Glencore raises money for Kurdish oil deal, likely short of target: sources

LONDON (Reuters) - Glencore GLEN.L will likely fall short of its target of raising $550 million to pre-finance the purchase of Kurdish oil, with investors exercising caution despite the offer of a 12 percent bond yield, industry sources told Reuters.

The logo of commodities trader Glencore is pictured in front of the company's headquarters in Baar, Switzerland, September 30, 2015. REUTERS/Arnd Wiegmann/File Photo

Two sources familiar with the plans said that commodities giant Glencore will price the bond at 12 percent on Tuesday, having received investor commitments for between $200 million and $400 million. Glencore would have to cover the rest itself, though there is no obligation to hit the full $550 million.

European traders contending with a protracted oil industry downturn have targeted Kurdish oil since the government of the autonomous Kurdish region in Erbil began selling independently from Baghdad.

The oil has been relatively cheap because of potential supply disruptions and the opposition of Iraq’s central government to independent Kurdish oil sales, though Baghdad has softened its tone on Erbil in recent months.

Reuters was first to report Glencore’s plans to raise the debt last month.

Rivals such as Vitol, Petraco and Trafigura have lent Erbil about $2 billion in total, to be repaid in oil. The traders have borrowed from banks and lent it to Erbil at their own risk.

Glencore also loaned $300 million to Erbil this year, with the money repaid by way of one mid-sized oil cargo a month, worth about $25 million.

The new bond should allow Glencore to split the risks by selling debt notes to a small number of investors and hedge funds who specialize in high-risk, high-yield investments and emerging markets.

Technically, the money would be raised by a special-purpose vehicle and the debt will be non-recourse, meaning that Glencore will not be liable should problems occur.

Glencore has told investors it expects to enter a new five-year agreement with the government of Kurdistan to buy its crude, with deliveries rising from one cargo in January, to two in February-March, four in April and six from May onwards.

Six cargoes a month would represent a quarter of overall exports from Kurdistan.
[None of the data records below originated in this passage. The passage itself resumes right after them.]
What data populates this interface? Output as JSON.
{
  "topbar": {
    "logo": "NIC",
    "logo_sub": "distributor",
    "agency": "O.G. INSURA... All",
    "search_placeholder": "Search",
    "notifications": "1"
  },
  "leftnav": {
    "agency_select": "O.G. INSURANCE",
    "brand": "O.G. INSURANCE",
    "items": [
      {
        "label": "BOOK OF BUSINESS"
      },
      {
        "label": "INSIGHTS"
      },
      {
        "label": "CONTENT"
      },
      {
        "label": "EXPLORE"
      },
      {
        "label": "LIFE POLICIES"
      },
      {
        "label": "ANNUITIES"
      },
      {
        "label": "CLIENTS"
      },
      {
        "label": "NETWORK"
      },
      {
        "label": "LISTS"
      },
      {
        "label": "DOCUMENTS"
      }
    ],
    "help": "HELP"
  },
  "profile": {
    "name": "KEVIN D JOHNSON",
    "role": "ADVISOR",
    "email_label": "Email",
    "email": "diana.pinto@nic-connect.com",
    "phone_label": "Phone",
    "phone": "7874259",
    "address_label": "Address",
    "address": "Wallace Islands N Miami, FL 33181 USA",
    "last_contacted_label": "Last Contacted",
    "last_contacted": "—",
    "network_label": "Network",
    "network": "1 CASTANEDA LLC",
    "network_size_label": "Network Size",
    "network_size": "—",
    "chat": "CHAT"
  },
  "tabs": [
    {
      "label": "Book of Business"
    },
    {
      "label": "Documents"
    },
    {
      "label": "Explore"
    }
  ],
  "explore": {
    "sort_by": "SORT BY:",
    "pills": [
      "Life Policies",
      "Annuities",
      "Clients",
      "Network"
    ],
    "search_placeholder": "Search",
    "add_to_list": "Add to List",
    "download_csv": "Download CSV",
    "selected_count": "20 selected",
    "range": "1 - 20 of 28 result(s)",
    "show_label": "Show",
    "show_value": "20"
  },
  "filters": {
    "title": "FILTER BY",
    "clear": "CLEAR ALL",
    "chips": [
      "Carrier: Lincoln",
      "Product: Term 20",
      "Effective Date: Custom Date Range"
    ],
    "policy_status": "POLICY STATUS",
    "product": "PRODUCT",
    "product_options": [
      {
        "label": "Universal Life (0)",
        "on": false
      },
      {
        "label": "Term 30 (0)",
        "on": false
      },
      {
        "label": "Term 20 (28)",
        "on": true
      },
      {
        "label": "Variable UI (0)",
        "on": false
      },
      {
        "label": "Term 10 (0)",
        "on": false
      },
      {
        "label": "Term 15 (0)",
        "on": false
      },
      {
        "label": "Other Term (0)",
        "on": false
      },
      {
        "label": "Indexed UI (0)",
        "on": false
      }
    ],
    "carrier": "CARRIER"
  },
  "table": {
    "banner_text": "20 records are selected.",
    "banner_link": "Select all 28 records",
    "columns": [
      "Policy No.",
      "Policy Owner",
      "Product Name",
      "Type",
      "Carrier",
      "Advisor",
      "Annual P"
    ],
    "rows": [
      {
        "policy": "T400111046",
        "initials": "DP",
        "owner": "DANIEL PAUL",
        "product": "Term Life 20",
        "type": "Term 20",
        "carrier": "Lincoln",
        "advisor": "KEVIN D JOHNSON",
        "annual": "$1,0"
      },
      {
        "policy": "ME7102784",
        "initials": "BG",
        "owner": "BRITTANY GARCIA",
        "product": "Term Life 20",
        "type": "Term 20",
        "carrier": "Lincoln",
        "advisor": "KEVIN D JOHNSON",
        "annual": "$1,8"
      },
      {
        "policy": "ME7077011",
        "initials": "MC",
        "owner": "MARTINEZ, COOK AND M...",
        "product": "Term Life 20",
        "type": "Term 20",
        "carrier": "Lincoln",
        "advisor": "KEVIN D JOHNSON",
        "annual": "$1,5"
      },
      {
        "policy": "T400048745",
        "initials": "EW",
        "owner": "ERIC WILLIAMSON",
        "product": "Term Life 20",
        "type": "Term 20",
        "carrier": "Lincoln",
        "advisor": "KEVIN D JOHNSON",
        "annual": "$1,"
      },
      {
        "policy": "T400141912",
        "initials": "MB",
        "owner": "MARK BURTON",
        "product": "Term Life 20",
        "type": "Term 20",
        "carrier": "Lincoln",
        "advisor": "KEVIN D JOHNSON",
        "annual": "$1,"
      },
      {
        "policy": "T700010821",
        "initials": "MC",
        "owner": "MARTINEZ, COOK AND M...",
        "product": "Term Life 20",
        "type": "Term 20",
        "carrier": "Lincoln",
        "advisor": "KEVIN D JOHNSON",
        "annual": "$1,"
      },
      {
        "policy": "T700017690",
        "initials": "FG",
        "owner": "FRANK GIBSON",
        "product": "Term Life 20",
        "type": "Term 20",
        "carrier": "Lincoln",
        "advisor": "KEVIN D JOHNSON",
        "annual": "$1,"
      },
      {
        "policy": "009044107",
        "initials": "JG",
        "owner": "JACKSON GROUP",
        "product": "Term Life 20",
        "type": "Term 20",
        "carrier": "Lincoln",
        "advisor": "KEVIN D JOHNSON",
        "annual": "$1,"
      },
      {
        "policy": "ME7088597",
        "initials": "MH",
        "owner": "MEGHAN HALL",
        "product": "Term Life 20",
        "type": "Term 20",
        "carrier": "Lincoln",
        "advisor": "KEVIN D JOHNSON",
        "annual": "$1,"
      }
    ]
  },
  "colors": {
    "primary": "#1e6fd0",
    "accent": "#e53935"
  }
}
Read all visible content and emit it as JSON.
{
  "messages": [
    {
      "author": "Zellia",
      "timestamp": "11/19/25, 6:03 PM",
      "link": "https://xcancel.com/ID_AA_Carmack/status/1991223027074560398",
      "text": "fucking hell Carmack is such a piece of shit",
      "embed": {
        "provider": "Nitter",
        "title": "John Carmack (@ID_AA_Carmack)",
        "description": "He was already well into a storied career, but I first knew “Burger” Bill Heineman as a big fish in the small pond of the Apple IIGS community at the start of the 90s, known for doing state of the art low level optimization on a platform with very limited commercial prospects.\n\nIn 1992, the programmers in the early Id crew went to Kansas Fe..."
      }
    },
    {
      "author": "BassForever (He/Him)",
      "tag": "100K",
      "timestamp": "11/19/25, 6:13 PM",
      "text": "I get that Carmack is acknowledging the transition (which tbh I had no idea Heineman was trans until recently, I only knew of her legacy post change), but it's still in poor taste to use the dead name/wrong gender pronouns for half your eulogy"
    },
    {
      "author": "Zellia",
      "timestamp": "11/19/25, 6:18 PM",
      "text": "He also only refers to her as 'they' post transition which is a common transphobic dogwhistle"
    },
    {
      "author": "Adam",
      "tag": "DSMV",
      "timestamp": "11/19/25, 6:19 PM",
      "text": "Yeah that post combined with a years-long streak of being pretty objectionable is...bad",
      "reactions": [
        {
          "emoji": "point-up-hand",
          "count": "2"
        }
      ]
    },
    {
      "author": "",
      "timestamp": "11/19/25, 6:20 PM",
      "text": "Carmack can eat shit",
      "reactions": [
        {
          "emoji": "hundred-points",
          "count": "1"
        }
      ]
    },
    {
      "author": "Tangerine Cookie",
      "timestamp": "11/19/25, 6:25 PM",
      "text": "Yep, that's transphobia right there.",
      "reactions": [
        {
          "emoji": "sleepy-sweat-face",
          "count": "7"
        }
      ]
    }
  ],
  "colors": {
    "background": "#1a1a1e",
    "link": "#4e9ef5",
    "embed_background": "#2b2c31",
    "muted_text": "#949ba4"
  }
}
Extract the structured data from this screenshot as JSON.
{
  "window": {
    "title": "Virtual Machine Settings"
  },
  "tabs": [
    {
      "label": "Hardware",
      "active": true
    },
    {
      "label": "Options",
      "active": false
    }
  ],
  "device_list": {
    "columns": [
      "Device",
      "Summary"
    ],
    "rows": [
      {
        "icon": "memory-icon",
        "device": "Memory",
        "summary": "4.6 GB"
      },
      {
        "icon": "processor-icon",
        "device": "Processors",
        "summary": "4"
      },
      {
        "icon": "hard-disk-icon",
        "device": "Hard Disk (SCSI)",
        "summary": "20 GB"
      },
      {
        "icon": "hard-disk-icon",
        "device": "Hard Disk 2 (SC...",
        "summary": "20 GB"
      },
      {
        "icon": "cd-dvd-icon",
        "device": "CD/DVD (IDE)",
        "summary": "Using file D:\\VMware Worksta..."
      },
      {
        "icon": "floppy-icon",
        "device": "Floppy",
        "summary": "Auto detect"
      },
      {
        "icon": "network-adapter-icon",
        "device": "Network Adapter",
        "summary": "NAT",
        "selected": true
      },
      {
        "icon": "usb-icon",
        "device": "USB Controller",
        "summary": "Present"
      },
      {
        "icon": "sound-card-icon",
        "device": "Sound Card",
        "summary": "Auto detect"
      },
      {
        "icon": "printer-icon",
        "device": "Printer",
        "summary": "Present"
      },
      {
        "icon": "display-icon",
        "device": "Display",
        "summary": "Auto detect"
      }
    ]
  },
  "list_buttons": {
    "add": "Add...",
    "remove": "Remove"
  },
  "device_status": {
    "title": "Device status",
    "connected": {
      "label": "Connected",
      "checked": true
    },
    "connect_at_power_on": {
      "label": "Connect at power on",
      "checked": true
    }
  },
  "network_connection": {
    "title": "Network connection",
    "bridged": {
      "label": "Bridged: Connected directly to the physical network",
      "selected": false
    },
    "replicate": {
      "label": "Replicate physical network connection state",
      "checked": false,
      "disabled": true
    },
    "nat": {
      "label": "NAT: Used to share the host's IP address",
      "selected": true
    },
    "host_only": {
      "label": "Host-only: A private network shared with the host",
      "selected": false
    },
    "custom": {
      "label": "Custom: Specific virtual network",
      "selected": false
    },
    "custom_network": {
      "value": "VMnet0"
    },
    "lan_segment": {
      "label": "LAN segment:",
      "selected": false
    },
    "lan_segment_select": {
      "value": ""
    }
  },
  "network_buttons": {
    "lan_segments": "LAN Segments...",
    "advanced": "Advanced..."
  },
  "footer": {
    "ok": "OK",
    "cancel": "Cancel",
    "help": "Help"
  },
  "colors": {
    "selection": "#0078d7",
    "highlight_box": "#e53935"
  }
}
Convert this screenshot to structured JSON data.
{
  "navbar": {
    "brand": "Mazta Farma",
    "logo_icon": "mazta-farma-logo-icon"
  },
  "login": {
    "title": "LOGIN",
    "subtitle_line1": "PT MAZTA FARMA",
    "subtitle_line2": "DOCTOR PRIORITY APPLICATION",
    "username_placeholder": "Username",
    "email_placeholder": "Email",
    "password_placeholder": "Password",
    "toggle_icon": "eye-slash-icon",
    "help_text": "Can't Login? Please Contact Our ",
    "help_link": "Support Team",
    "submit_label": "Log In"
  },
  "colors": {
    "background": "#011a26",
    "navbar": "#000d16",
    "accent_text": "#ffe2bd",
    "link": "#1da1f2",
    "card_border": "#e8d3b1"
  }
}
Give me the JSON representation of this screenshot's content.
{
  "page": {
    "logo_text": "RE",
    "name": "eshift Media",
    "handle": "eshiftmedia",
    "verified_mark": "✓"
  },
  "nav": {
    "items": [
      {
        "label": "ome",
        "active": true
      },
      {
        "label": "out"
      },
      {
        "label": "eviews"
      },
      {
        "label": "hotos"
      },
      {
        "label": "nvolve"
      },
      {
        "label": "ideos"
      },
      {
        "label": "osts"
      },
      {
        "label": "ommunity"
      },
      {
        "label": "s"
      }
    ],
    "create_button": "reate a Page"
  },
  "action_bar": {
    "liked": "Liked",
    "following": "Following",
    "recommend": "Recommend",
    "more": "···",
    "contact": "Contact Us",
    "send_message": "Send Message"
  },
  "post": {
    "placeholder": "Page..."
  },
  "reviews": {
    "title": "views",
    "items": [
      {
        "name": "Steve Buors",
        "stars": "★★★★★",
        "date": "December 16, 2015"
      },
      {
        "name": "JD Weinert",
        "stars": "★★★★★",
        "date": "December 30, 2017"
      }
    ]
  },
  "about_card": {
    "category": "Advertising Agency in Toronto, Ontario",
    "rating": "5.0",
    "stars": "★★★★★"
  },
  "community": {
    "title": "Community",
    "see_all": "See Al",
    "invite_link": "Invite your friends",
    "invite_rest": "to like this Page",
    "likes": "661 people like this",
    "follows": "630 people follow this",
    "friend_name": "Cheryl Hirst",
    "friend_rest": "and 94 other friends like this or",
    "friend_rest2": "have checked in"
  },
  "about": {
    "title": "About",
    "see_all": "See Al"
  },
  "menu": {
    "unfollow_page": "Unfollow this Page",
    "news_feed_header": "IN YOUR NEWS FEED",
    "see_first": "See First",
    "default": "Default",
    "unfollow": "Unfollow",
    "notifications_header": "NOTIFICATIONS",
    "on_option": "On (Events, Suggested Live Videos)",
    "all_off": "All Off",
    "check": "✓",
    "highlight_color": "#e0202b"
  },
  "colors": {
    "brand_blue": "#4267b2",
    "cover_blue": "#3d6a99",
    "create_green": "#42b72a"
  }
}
Industry sources have said that Kurdistan has yet to finalize its export plans for 2017.

Glencore declined to comment.

Kurdistan exports its oil via the Turkish Mediterranean port of Ceyhan. Flows have been running at more than 600,000 barrels per day since September after being occasionally disrupted in 2015 and at the start of this year by militant attacks in Turkey and Kurdistan.

Editing by David Goodman and Susan Fenton